A rare golden selection of Saxifraga stolonifera from Minter's.

 As rough and dilapidated as the walls may be, the desire to grow and propagate their own materials and still keep an eye out for the rare and unusual was still very evident. The desire to experiment and revive old growing techniques and methods long abandoned by today's gardeners who are all about convenience, low-maintenance and sustainability. At Earlington Greenhouses, a cool and beautiful plant was still a cool and beautiful plant.

Catching up with Paul and chatting with his partner, Ron, after all these years was a treat. I appreciated how things were still the same and the concept of a local community garden center is still alive.


Sunday, February 10, 2013

Building A Show Garden: At the base of it all - Orion Rockscapes & Greencliff Landscape Co.

A basic composition of the stone work to be done at the show.

One of the major elements of any show garden is the construction of the hardscape. I will fully admit that I have very limited experience when it comes to this very important aspect of landscape design and construction; therefore, I’ve teamed up with three main players who will showcase their talents for “The Lost Gardener”. 

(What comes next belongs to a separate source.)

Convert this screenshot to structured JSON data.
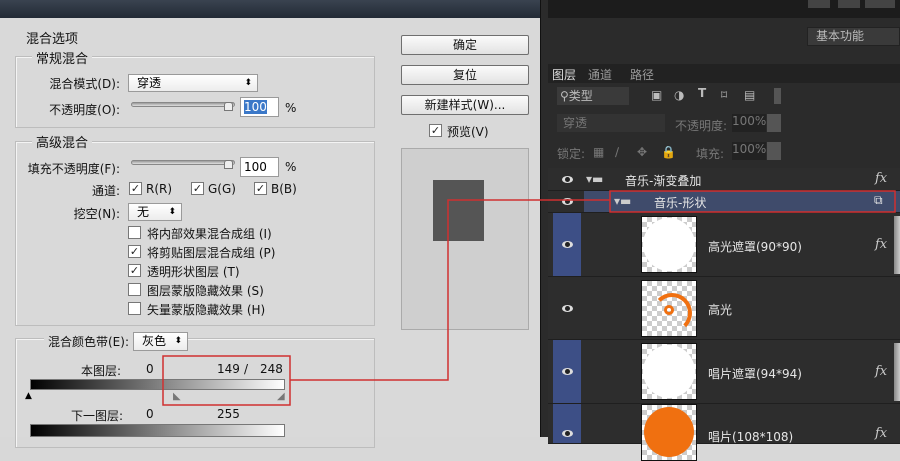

You’ve already met Clayton Morgan of CEM Design, and you’ve met one member of the team from OrionRockscapes and then there’s a hardworking guy that’s looking to add to his already full repertoire of experience and skills.

An example of their clean stone work
 Hardscape (rocks, paths, patios, walls, etc.) is probably the most expensive aspect of a landscape, but it’s so incredibly crucial being that it’s the backbone of just about any landscape. You need structural elements that hold a plant collection together otherwise it would just be chaos and you’re left feeling overwhelmed and almost intimidated by a space. 

Hardscapes are familiar to most people because its something they see all the time no matter what and for a show garden like mine that’s more plant focused, I need to bridge the gap with these “hard” structures as to not lose my audience: the general public. 

Informal stacked stone walls and precision cut concrete patio
Wow, I definitely want to live here!
Orion Rockscapes is run by a talented and kind craftsman, Alejandro DeLucio. Along with his wife, Jade Waples, who I profiled on my post on Gardening with Kayaks, they will oversee the materials acquisition and construction of a stone wall on the "cultivated" side of "The Lost Gardener". They've also agreed to transport other materials and my goal is that the public will take notice of the quality of work they do. As the landscape transitions from the will to the confined, they are also constructing a small section of the edge of the garden which includes a gabion wall (a barrier of "caged" rocks) that will blend into a dry river bed. Gabion walls are becoming very popular with property owners who aim for sustainable landscapes and Orion Rockscapes is certainly on top of these types of landscape features.Their rock is kindly being loaned by Rock Mountain Products, LLC in Redmond, WA.

Another member of the LOST team is Crane Stavig of Greencliff Landscape Co. He was a former student of mine when he enrolled in a shade gardening course that I taught at Edmonds Community College. He's been active with a lot of great residential projects and he's a trained pruner! I'm so pleased that he's taken his education to heart and applied it in his work!

Ballard Residence Before
Ballard Residence After
 I've asked Crane to construct the "high voltage" fence reminicent of the fencing used to cage the dinosaurs in Jurassic Park. He's also involved in other construction details and materials and will have a hand at install. He does a little bit of everything.

Pine Tree Before Pruning

Pine Tree After Pruning
Without these guys on board, this garden would NOT be possible. Their experience, skills and also their ability to work well with others is key to not only a project such as a flower and garden show, but also in their daily work so clients can rely on these companies to do quality work backed up with integrity and heart.

My sincerest thanks for their time and efforts for this show. Click on their links and learn more about what they might be able to do for you (if you're in the Puget Sound Area of Washington)